What would have happened to The Edmonton Oilers if Peter Pockington had never traded Coffey and Gretzky?

BQ-2: Should Pockington have sold the Oilers to someone else who could afford to pay Wayne Gretzky what he deserved?

4 Answers

  • Favorite Answer

    What would have happened realistically? If the Oilers had held onto all of their stars they would have gone bankrupt. With Peter Pocklington, it was always a freaking adventure. After the whole Gainers fiasco, he was a marked man in Edmonton, and he had some mighty struggles with the Alberta government that just hammered him financially. I know that everyone loves to hate Peter Puck, and I can certainly see why in a lot of respects, but thinking logically, he just didn't have the money. That's what it all came down to.

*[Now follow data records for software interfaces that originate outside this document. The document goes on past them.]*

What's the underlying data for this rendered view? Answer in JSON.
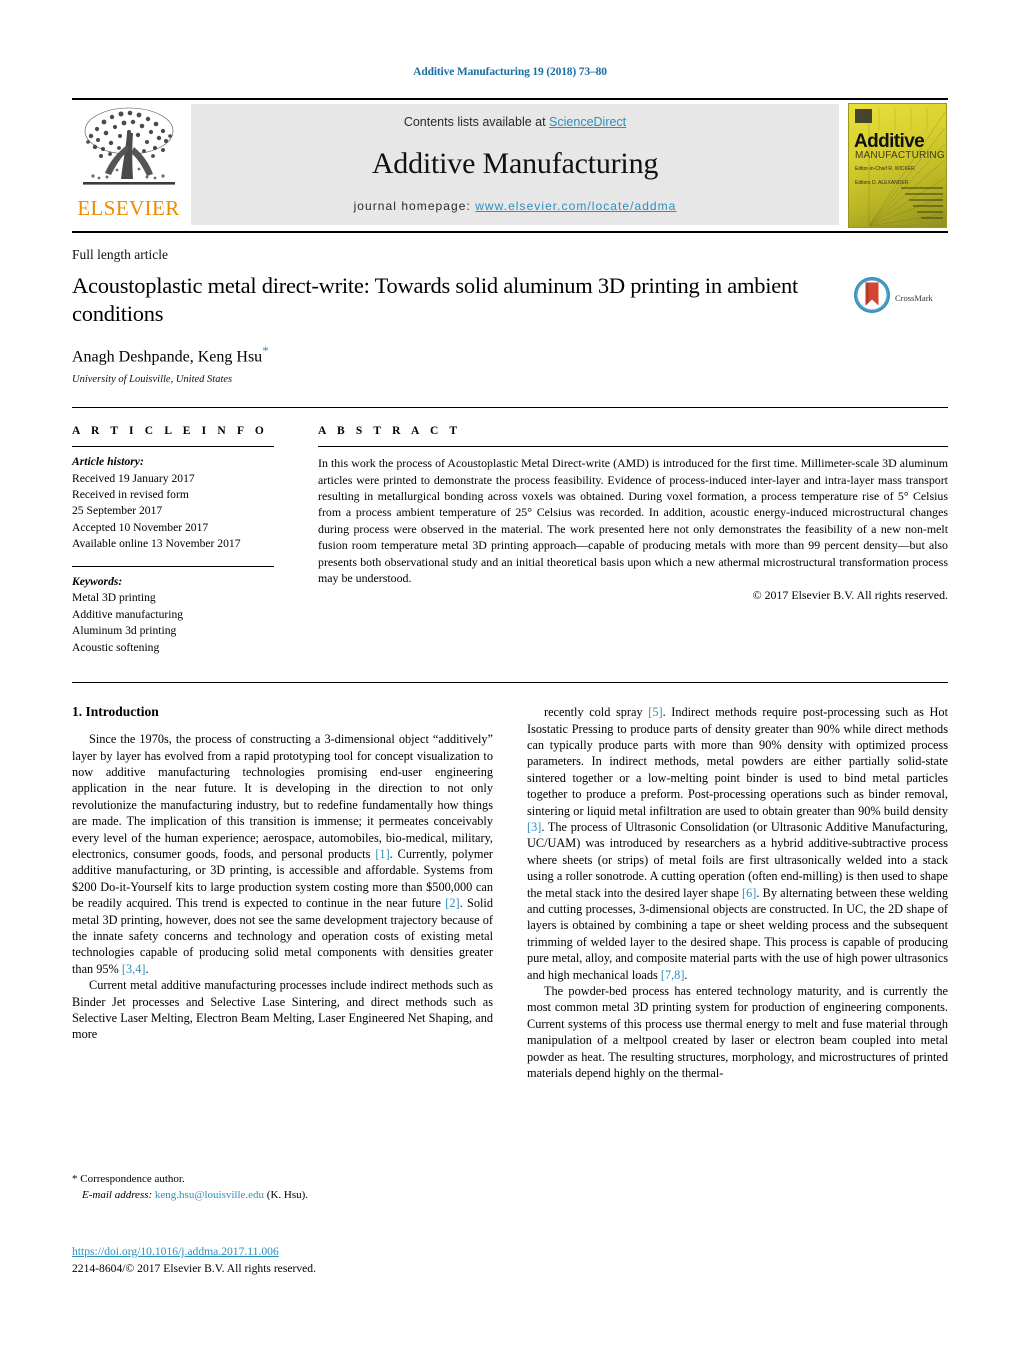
{
  "running_head": "Additive Manufacturing 19 (2018) 73–80",
  "masthead": {
    "publisher_name": "ELSEVIER",
    "contents_prefix": "Contents lists available at ",
    "sciencedirect_link": "ScienceDirect",
    "journal_title": "Additive Manufacturing",
    "homepage_prefix": "journal homepage: ",
    "homepage_url": "www.elsevier.com/locate/addma",
    "cover": {
      "title": "Additive",
      "subtitle": "MANUFACTURING",
      "editor_a": "Editor-in-Chief\nR. WICKER",
      "editor_b": "Editors\nD. ALEXANDER"
    },
    "band_color": "#e7e7e7",
    "link_color": "#2c8fbe",
    "elsevier_orange": "#ED8B00"
  },
  "article": {
    "type": "Full length article",
    "title": "Acoustoplastic metal direct-write: Towards solid aluminum 3D printing in ambient conditions",
    "authors": "Anagh Deshpande, Keng Hsu",
    "corresponding_marker": "*",
    "affiliation": "University of Louisville, United States",
    "crossmark_label": "CrossMark"
  },
  "article_info": {
    "heading": "A R T I C L E   I N F O",
    "history_label": "Article history:",
    "history": [
      "Received 19 January 2017",
      "Received in revised form",
      "25 September 2017",
      "Accepted 10 November 2017",
      "Available online 13 November 2017"
    ],
    "keywords_label": "Keywords:",
    "keywords": [
      "Metal 3D printing",
      "Additive manufacturing",
      "Aluminum 3d printing",
      "Acoustic softening"
    ]
  },
  "abstract": {
    "heading": "A B S T R A C T",
    "text": "In this work the process of Acoustoplastic Metal Direct-write (AMD) is introduced for the first time. Millimeter-scale 3D aluminum articles were printed to demonstrate the process feasibility. Evidence of process-induced inter-layer and intra-layer mass transport resulting in metallurgical bonding across voxels was obtained. During voxel formation, a process temperature rise of 5° Celsius from a process ambient temperature of 25° Celsius was recorded. In addition, acoustic energy-induced microstructural changes during process were observed in the material. The work presented here not only demonstrates the feasibility of a new non-melt fusion room temperature metal 3D printing approach—capable of producing metals with more than 99 percent density—but also presents both observational study and an initial theoretical basis upon which a new athermal microstructural transformation process may be understood.",
    "copyright": "© 2017 Elsevier B.V. All rights reserved."
  },
  "body": {
    "section_number_title": "1.  Introduction",
    "left_paragraphs": [
      {
        "parts": [
          {
            "t": "Since the 1970s, the process of constructing a 3-dimensional object “additively” layer by layer has evolved from a rapid prototyping tool for concept visualization to now additive manufacturing technologies promising end-user engineering application in the near future. It is developing in the direction to not only revolutionize the manufacturing industry, but to redefine fundamentally how things are made. The implication of this transition is immense; it permeates conceivably every level of the human experience; aerospace, automobiles, bio-medical, military, electronics, consumer goods, foods, and personal products "
          },
          {
            "t": "[1]",
            "ref": true
          },
          {
            "t": ". Currently, polymer additive manufacturing, or 3D printing, is accessible and affordable. Systems from $200 Do-it-Yourself kits to large production system costing more than $500,000 can be readily acquired. This trend is expected to continue in the near future "
          },
          {
            "t": "[2]",
            "ref": true
          },
          {
            "t": ". Solid metal 3D printing, however, does not see the same development trajectory because of the innate safety concerns and technology and operation costs of existing metal technologies capable of producing solid metal components with densities greater than 95% "
          },
          {
            "t": "[3,4]",
            "ref": true
          },
          {
            "t": "."
          }
        ]
      },
      {
        "parts": [
          {
            "t": "Current metal additive manufacturing processes include indirect methods such as Binder Jet processes and Selective Lase Sintering, and direct methods such as Selective Laser Melting, Electron Beam Melting, Laser Engineered Net Shaping, and more"
          }
        ]
      }
    ],
    "right_paragraphs": [
      {
        "parts": [
          {
            "t": "recently cold spray "
          },
          {
            "t": "[5]",
            "ref": true
          },
          {
            "t": ". Indirect methods require post-processing such as Hot Isostatic Pressing to produce parts of density greater than 90% while direct methods can typically produce parts with more than 90% density with optimized process parameters. In indirect methods, metal powders are either partially solid-state sintered together or a low-melting point binder is used to bind metal particles together to produce a preform. Post-processing operations such as binder removal, sintering or liquid metal infiltration are used to obtain greater than 90% build density "
          },
          {
            "t": "[3]",
            "ref": true
          },
          {
            "t": ". The process of Ultrasonic Consolidation (or Ultrasonic Additive Manufacturing, UC/UAM) was introduced by researchers as a hybrid additive-subtractive process where sheets (or strips) of metal foils are first ultrasonically welded into a stack using a roller sonotrode. A cutting operation (often end-milling) is then used to shape the metal stack into the desired layer shape "
          },
          {
            "t": "[6]",
            "ref": true
          },
          {
            "t": ". By alternating between these welding and cutting processes, 3-dimensional objects are constructed. In UC, the 2D shape of layers is obtained by combining a tape or sheet welding process and the subsequent trimming of welded layer to the desired shape. This process is capable of producing pure metal, alloy, and composite material parts with the use of high power ultrasonics and high mechanical loads "
          },
          {
            "t": "[7,8]",
            "ref": true
          },
          {
            "t": "."
          }
        ]
      },
      {
        "parts": [
          {
            "t": "The powder-bed process has entered technology maturity, and is currently the most common metal 3D printing system for production of engineering components. Current systems of this process use thermal energy to melt and fuse material through manipulation of a meltpool created by laser or electron beam coupled into metal powder as heat. The resulting structures, morphology, and microstructures of printed materials depend highly on the thermal-"
          }
        ]
      }
    ]
  },
  "footer": {
    "correspondence_marker": "*",
    "correspondence_label": "Correspondence author.",
    "email_label": "E-mail address:",
    "email": "keng.hsu@louisville.edu",
    "email_suffix": "(K. Hsu).",
    "doi": "https://doi.org/10.1016/j.addma.2017.11.006",
    "issn_line": "2214-8604/© 2017 Elsevier B.V. All rights reserved."
  }
}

    Wayne Gretzky had potential millions waiting for him on the open market, and there was no way, with the changing landscape of the NHL and his other failing businesses, that Pocklington could hope to compete with that. So he flipped Wayne for Jimmy Carson (who was a jerk, but a hell of a hockey player), Craig Simpson (who had a great career) and a bundle of cash. Peter didn't have the money, and Bruce McNall did (as it turned out, Bruce McNall had other people's money, but that's another story for another time).

    As for Paul Coffey, he had major problems with not just Peter, but Glen Sather as well. The Oilers lowballed him (as they had a tendency of doing back then) and Coffey, who had just won the Canada Cup with Sather as the coach, got pissed off and wanted out. However, he certainly didn't "walk out on Edmonton" like the guy above me claimed.

    Now, from a pure fantasy perspective, what would have happened had the Oilers been able to retain Gretzky, Coffey, Mark Messier, Jari Kurri, Grant Fuhr and all the rest? They would have formed a dynasty that would have been all those Montreal teams to shame. Think about it: With Gretzky and Coffey, they probably win in 89. They win in 90. 91 and 92 are total tossups because they'd be going head to head with Mario Lemieux and the Pittsburgh Penguins at their peak. Lemieux, Jagr, Francis and Trottier against Gretzky, Messier, Coffey, Fuhr and Anderson? Those would have been the best series' ever played. 1993 would have been a cakewalk. Without Gretzky L.A. never makes it to the finals and even with Patrick Roy at the other end, they would have romped through the Canadians. 94 with the Rangers was basically the New York Oilers. Messier, Lowe, Anderson, Jeff Beukeboom, Craig MacTavish, Adam Graves and a few other guys all came from Edmonton on that team.

    Beyond that, who knows? 95 was sort of the dawn of the dead-puck era, and I don't know how an aging, Gretzky-led Edmonton team would have competed with the New Jersey Devils, and the Colorado Avalanche, who with Joe Sakic, Peter Forsberg and Roy were right around the corner.

    So what would have happened if they had kept those guys together? Stanley Cups my friend, lots of them. The only thing that would have stopped them would have been time and age...

  • You are aware that Gretzky's salary until he signed with the Rangers was the same?

    Also, Coffey forced the trade, it wasn't what the Oilers wanted (and he signed with PIttsburgh for less money than he asked for from Edmonton - he just plain wanted out of Edmonton).

    Peter Pocklington was the 3rd richest man in Western Canada at the time of the deal, the two ahead of him (James Pattison of Vancouver - a known hockey hater and Israel Asper - who turned down a chance to buy the Jets) would not have been interested.

    Source(s): LITY
  • 10 years ago

    What would have happened? The Oilers would be one of the teams we talk about now in past tense....they simply could not afford to pay the top players with the serious demise of the Canadian currency at that time. Pocklington may be considered a villian but the reality is he probably saves hockey in Edmonton by the savings he accomplished by trading away the top players. Plus remember he also got a badly needed infusion of cash from the Gretzky deal and they also were able to obtain respectable peices in return so they werent horrendous. It may have been horribly unpopular but the reality is he likely saved the franchise in the long term.

    BQ. They werent a desireable team to own right then so selling probably wasnt much of an option. I doubt it would have kept Wayne in Edmonton.

  • 10 years ago

    I wonder......

    Lets jump into our time machines and find out...because I doubt youd ind anyone on here who can predict such things, merely speculation. So, in that regard, I think Edmonton wouldve been pret-ty damn good in the late 80's early 90's....but they were traded for a reason.

Still have questions? Get your answers by asking now.